David Lynch is no stranger to using the femme-fatal archetype. In Lost Highway (1997), Patricia Arquette stars as Renee Madison and Alice Wakefield, each of whom have very distinct dissimilarities. However, much of the film’s evidence points to the idea that they are indeed the same person. But, are they really?

After Fred (Bill Pullman) begins to suspect his wife Renee of infidelity, he kills her in a crime of passion. Unable to live with his actions, Fred then creates an alternate reality in which everything about his life is different, including his own identity and lover.

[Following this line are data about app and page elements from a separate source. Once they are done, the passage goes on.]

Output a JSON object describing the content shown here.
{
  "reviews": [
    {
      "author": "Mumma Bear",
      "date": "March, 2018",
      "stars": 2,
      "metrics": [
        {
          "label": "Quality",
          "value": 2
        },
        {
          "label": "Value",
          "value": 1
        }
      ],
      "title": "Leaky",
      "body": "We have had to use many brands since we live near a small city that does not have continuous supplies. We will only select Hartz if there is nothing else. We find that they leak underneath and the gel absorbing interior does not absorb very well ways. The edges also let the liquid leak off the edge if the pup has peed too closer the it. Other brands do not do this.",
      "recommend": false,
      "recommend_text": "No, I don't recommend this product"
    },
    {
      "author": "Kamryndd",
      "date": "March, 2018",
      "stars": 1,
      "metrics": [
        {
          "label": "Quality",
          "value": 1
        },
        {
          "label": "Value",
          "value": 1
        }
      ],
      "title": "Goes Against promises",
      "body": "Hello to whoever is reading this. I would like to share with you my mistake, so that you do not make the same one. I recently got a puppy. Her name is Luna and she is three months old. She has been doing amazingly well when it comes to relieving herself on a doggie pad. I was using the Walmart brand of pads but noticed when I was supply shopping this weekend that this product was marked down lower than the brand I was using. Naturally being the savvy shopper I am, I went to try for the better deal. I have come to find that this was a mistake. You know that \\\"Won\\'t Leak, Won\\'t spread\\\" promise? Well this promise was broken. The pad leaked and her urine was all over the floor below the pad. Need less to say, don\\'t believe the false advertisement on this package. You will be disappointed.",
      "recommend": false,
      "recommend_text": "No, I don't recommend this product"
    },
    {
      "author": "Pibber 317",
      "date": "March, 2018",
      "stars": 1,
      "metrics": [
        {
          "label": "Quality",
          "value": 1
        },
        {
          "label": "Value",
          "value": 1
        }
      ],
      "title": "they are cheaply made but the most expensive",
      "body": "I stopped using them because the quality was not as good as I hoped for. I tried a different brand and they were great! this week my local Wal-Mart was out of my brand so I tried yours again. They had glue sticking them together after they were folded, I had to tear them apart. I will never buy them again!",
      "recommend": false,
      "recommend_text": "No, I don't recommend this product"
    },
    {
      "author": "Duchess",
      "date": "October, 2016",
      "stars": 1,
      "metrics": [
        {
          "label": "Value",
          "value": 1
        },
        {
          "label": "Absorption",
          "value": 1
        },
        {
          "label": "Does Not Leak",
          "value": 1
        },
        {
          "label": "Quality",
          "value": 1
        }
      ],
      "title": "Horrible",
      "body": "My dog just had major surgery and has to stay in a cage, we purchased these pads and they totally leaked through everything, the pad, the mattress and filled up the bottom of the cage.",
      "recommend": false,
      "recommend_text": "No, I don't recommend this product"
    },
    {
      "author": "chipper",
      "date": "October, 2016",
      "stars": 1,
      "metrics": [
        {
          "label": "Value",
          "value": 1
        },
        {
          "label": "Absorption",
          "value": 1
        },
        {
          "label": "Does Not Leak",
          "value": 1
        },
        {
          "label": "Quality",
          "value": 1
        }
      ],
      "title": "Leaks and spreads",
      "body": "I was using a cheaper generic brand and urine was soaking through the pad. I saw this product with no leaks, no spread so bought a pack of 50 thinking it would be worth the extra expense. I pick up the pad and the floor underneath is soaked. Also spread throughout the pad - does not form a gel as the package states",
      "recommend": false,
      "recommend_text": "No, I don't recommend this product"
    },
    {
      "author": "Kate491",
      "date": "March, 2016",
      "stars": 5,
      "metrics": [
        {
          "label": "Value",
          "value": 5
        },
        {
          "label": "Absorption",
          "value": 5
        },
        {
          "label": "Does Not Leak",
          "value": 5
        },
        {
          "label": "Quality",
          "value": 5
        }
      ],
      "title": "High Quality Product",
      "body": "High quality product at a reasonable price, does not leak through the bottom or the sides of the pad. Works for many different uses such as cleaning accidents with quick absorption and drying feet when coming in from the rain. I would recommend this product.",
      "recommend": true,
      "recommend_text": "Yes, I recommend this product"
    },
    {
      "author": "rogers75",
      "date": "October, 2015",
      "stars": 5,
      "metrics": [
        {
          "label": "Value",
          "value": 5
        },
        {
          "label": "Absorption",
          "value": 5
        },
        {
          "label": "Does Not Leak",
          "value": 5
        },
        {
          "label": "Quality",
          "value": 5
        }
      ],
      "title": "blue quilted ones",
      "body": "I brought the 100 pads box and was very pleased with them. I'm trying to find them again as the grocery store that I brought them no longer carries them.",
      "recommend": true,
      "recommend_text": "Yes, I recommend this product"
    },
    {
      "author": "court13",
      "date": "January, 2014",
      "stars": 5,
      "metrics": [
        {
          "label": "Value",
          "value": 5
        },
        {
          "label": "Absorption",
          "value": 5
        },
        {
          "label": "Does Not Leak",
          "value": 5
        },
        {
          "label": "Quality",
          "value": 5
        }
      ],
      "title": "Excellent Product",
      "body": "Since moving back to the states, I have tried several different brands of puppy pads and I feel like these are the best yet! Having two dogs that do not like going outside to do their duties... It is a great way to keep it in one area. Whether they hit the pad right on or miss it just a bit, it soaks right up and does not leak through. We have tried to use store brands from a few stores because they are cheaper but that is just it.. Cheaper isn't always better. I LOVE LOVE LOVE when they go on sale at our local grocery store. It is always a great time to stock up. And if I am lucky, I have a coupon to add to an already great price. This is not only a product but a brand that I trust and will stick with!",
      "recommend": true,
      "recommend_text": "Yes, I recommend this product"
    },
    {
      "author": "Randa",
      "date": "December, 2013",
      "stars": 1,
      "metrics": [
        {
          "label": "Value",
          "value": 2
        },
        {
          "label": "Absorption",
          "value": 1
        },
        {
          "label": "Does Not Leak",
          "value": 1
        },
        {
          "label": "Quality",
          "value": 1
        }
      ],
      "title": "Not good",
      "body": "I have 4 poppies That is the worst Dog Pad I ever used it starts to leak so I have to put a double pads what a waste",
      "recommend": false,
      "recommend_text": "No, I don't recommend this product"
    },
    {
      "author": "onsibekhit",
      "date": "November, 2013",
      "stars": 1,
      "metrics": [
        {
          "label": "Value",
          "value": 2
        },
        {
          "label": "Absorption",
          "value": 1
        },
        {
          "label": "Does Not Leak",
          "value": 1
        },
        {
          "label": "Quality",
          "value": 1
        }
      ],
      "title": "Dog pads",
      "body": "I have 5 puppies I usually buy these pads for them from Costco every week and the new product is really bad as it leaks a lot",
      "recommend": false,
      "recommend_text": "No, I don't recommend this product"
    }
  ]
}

After Fred’s transformation into Pete (Balthazar Getty), Alice soon becomes the object of the young mechanic’s affection. But, like Fred and Renee’s situation, Pete and Alice’s relationship is troubled. Alice is already the mistress of Mr. Eddie (Robert Loggia), a volatile gangster who employs the damsel in the porn films he produces.

There are intentionally contrasting pieces of evidence that hint the truth behind the Renee-Alice connection.

Both Renee and Alice’s appearances, particularly their wardrobe, are in stark contrast to one another. Renee wears darker-colored clothing and has red hair, while Alice wears lighter-colored clothing and has blonde hair.

Early in the film, as Fred and Renee make unsatisfying love, Renee wraps her hand around Fred’s neck. Her nails are painted black. This scene is mirrored later in the film when Pete makes passionate love to Alice. Contrasting her alter ego, Alice’s nails are painted white.

Moments after a particularly grisly murder, Pete spots a rather puzzling photograph in the victim’s living room that shows both Renee and Alice, standing side by side. However, when the police arrive on the scene, only Renee appears in the photograph.

So are Renee and Alice really the same person? The answer is: sort of. Renee is dark and Alice is light. Renee is Alice’s opposite, her negative, and vice versa. But, most of all, both serve as the crown jewel to the male protagonists.

Before Pete’s reversion back to Fred, Alice whispers in his hear, “You’ll never have me.” This is a reminder that no matter what, the protagonist, whoever he is, will never get the film’s femme-fatale, no matter who she is.